Obviously the invention is not limited to the details of the illustrative construction since these may be variously modified. Moreover, it is not indispensable that all features of the invention be used conjointly since various features may be used to advantage in different combinations and subcombinations.
Having described my invention, I claim:
l. A shower bath cabinet of the character described comprising in combination sheet metal side walls, coated with porcelain enamel, a sheet metal receptor having side flanges supporting said side walls, said receptor being coated with porcelain enamel and the bottom thereof having particles of sand partly embedded in said enamel.

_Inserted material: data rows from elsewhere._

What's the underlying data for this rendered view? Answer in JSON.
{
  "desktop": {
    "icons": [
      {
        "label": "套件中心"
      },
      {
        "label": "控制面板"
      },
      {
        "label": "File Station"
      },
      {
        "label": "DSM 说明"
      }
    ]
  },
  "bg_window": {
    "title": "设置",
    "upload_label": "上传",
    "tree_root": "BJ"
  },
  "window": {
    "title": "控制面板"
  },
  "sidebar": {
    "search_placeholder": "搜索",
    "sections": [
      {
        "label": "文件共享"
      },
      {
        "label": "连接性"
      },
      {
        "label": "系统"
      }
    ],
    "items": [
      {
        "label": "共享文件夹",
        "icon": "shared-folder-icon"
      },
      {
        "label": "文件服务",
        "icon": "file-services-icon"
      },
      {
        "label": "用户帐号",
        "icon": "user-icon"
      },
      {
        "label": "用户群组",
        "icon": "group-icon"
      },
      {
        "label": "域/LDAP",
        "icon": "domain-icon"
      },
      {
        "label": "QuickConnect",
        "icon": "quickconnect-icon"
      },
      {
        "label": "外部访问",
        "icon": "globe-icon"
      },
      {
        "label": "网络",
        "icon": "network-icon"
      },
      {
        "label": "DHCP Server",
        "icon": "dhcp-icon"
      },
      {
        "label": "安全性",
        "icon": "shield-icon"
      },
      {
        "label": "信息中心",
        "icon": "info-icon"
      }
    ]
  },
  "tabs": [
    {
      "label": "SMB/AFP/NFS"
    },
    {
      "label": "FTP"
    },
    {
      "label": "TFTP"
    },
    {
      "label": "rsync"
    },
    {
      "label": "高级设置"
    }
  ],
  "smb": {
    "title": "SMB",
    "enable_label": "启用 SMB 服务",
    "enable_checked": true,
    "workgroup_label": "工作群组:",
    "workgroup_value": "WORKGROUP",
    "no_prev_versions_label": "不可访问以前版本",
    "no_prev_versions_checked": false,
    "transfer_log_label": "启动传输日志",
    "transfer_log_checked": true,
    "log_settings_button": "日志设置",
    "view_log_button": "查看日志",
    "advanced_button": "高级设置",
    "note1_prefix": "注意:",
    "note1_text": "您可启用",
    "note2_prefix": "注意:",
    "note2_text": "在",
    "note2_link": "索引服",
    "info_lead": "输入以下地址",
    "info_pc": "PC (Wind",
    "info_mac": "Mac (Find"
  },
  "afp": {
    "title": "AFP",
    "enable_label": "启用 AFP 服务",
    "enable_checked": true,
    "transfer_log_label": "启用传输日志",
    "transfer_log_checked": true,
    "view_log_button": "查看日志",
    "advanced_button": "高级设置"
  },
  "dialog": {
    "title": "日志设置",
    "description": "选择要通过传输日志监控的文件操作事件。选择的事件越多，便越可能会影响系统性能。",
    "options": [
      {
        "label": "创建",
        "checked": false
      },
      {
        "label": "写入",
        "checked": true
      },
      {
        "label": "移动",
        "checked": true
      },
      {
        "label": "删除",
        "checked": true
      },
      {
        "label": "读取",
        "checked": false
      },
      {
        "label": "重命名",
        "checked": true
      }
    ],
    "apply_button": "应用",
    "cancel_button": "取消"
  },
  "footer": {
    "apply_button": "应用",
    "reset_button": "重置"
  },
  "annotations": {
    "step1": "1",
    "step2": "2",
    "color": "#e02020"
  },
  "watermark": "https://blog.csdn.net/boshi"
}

2. A receptor for shower bath cabinets comprising in combination an integral sheet metal structure having a bottom and side iianges, said bottom having thereon porcelain enamel, and grains of sand partly embedded in the enamel coat to provide a non-slip surface.
3. A shower bath cabinet of the character described comprising in combination a sheet metal receptor having marginal side flanges, said flanges being bent down to form a double thickness of metal at the top edge of the receptor, sheet metal side walls carried by said receptor iianges, bolts passing through said side walls and flanges to connect the same and carrying nuts on the exterior of said receptor, and an exterior finishing strip covering the nuts for said bolts and having flanged portions which lie between the nuts and said receptor.
4. A shower bath cabinet of the character described comprising in combination a sheet metal receptor having marginal side flanges, sheet metal side walls carried by said receptor flanges, bolts passing through said side walls and flanges to connect the same and carrying nuts on the exterior of said receptor, and a channel-shaped exterior finishing strip coveringthe nuts for said bolts and provided with a ange lying between the nuts and the face of said receptor.
5. A shower bath cabinet comprising in coinbination a metal receptor, side walls rising from said receptor, said receptor having an enamel surface with grains of sand or the like embedded therein to provide a non-slip surface.
PAUL W. KERR.